Review of:  The Puccini Connection (A Milkwood Murder)

Sam Bond

Reviewed: September 8, 2020
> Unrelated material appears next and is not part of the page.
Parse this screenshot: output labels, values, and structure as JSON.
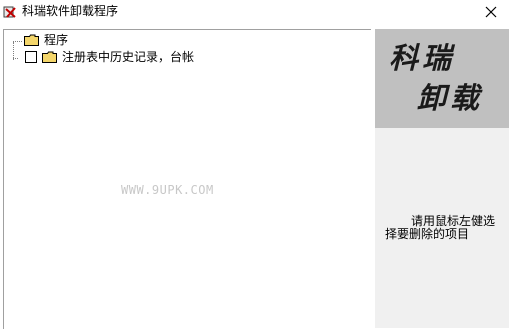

I was excited to read this debut cozy mystery series as it combines the element of musical appreciation with a fun contemporary whodunit, plus is set in the picturesque English countryside - what could be better?  I’m so glad this book grabbed my attention as I wasn’t disappointed. The author has a gift for creating immersive settings with richly described locales and examples of colloquial speech patterns that were a total treat!  I really felt like I was right there in Milkwood with the protagonist, Josie, who was instantly relatable as a newly-divorced piano teacher who returns to her native country to attend her half-sister’s wedding.  Of course, her plans go awry after she discovers the body of her Aunt next to the piano in the study and reconnects with family and friends from her past. I enjoyed the snarky humor throughout the book but would have liked Josie to have either displayed more shock/ grief at finding the body of her beloved aunt from her childhood, or else have had her aunt’s true character (she wasn’t such a nice person after all) more obvious from the beginning to explain the lack of sympathy from Josie and the townsfolk. I also think that this book could really have been split into 3 novels, as there are so many characters and a lot of backstory (some of which wasn’t explained sufficiently, like the sudden appearance of her mother’s long-lost sister). I would have actually liked to have had some threads left hanging at the end. That being said, there was a Cast of Characters at the beginning which was an extremely handy reference, and some fun “extra’s” like local maps, links to classical music pieces, and fun tidbits of information about the composer Puccini. I felt like I learned something in addition to reading a good mystery! All in all, a fantastic debut by a clearly talented and knowledgeable writer!  I look forward to seeing this series continue, and more from this author.

Review of:  The Amish Cookie Club Courtship

Sarah Price.  Zebra, $8.99 (400p) ISBN 978-1-4201-4919-7

Readers of Amish fiction are in for a treat with the third in Price’s Amish Cookie Club series featuring four best friends and their families in the community of Shipshewana [p. 1].  In this installment, Wilma suggests that Edna hire her 19-year-old unmarried twin daughters Rachel and Ella Mae to assist with her cooking and baking business [p. 3]. However, the members of the Cookie Club figure out that Wilma’s true intention is to set them up with Edna’s bachelor sons, Jonah and Jeremiah [p. 7].  Edna reluctantly agrees to hire the girls as she needs the assistance, but frets as they have a reputation for bickering and lack of work ethic [p. 7]. As she gets to know the twins, she realizes that behind their similar appearances are two very different personalities, each with their own gifts [p. 139]. She realizes that they have never been allowed to develop separate identities and encourages the two to engage in activities apart from each other, which helps them mature and softens their competitiveness [p. 96 ff]. Despite her initial misgivings Edna realizes that the girls would in fact be excellent love matches for her boys and plays matchmaker as she finds ways to set Jeremiah up with Ella Mae and Jonas with Rachel [p. 97 ff]. However, when Rachel develops an interest in Jeremiah rather than Jonas, things quickly go awry with Edna’s best-laid plans [p. 111]. Price’s coming-of-age tale will charm fans with good-intentioned characters and a community filled with faith and friendship. [Nov]